JP: Well, I sort of went crazy typing on the last question and answered it. haha! I just wanted to create a place for inspiration and promotion of art.
Video game icons like Mario, Zelda and Mega Man and movies like Star Wars are commonly-recurring subjects for a lot of the artists you feature. What is the subject you see being treated most often, and how many times has that subject been submitted to or featured on your site?
JP: Well, I grew up in the original Nintendo / Star Wars era and get easily inspired by work in the gaming / geek genre. I’m usually on the hunt for that type of work. Once in a while, I will get submissions to the site, which helps me out a TON. But, for the most part, I scour the massive internet and try to dig up a handful of pieces to feature per day.
Treatment of subjects is a whole other ballgame. Trends and memes in fan art come and go so quickly: recently we’ve seen memes like “Spock Not Impressed” and steampunk treatments of various subjects. What has been the weirdest or outlandish fan art meme you’ve featured on your site?
JP: Ah yes! There is a black hole on the internet FILLED with hilarious / nonsensical memes and steampunk upgrades. The weirdest / outlandish I guess would have to obviously be the Rage Faces, but with a Sam Spratt treatment. I also try and categorize any memes that I post here.
My favourite trends have definitely been the “minimalist” art and “vintage poster” themes. I know it’s probably impossible for you to pick a favorite, but what trends amuse or entertain you the most?
JP: I’m all about minimalist artwork. Not to a degree where it is obvious that it took them 2 minutes to make. I like simple, yet clever. Here is a good amount of minimalist posts from the past that meet the criteria.
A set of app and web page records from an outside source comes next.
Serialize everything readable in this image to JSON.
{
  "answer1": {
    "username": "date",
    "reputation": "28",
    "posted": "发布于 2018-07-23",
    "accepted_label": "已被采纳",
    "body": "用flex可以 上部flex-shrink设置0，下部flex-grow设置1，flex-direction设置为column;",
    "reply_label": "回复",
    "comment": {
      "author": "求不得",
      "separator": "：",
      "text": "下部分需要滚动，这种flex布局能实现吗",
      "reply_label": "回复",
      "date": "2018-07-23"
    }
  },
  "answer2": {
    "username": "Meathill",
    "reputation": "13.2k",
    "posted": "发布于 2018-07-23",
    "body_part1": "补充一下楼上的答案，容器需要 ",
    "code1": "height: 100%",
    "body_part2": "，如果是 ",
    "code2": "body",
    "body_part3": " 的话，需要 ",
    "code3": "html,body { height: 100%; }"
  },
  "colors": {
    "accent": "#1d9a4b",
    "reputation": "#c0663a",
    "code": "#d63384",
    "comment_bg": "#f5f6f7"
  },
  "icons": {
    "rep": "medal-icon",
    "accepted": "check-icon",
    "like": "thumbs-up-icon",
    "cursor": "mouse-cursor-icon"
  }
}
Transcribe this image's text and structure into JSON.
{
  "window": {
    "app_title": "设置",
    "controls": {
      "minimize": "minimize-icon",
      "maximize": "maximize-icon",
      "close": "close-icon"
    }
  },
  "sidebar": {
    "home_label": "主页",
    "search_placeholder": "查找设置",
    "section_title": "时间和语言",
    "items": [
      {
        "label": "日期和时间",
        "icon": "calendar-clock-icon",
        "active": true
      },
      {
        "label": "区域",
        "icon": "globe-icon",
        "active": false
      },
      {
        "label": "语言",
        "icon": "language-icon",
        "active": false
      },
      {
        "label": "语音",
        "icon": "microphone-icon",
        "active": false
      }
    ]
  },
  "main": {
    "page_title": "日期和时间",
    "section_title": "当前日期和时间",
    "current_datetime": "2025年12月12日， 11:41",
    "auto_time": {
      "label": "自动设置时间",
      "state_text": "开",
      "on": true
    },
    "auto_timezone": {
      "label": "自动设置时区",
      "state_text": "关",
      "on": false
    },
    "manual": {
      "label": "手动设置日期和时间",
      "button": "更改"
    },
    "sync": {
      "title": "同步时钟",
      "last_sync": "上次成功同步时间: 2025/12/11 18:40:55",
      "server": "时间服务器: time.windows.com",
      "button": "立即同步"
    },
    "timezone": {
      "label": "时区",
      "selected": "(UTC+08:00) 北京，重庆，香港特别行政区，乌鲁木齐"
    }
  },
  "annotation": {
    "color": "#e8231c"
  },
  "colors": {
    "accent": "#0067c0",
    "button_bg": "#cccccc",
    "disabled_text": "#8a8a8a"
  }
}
You’re a big supporter of TeeFury and other companies that showcase fan art on clothing lines. Why the interest in online retail, and what other kinds of purchaseable fan art would you like to see more of?
JP: I’m a HUGE t-shirt nut. I have two massive shirt mountains on my dresser (the wife LOVES it…). I find it fun grabbing up geeky shirts and showing my geek pride on a daily basis. I have lined my office desk with geeky toys and items to keep me inspired. I might not design like I used to, but I still need that motivation. I would love to see more custom video game / geek hand made figurines made and for sale. My friend / fellow blogger Whit Anderson (dbsw) stopped by the other day and showed me a custom zombie Star Wars Stormtrooper that a pal of his made. I could use an army of those…
Fan art occupies a weird role in the art spectrum. It’s not always taken seriously as “art,” but its popularity and influence (online at least) is immense. How have you seen fan art’s role change as a public and widely accessible art form?
JP: It has grown by leaps and bounds over the past few years, it seems. At least, it seems that way from where I sit. There is a massive list of artists that can throw down some AMAZING fan art without even breaking a sweat. Fan Art shows are popping up everywhere and I see more and more artists jumping at the chance to get their work displayed within these shows. We are at a time where the old school geeks want something to bring us back to the good old days. What better way to do that then droll over a rad piece of fan art? The modern geeks are just as strong about wanting their favorite game, film, book or comic given a fun mash up, redesign or 3D design. Life is good…
You’re a graphic designer by trade, but you’re making a name for yourself as a promoter of other peoples’ work. Do you ever feel like your own art is getting put aside to manage your busy website?
JP: Oh, of course. I’m not too worried about it though. I have found a strong passion for doing what I do. Someday I will figure out how to juggle this blog and getting back to art. Hopefully… :)
What’s next for Rampaged Reality?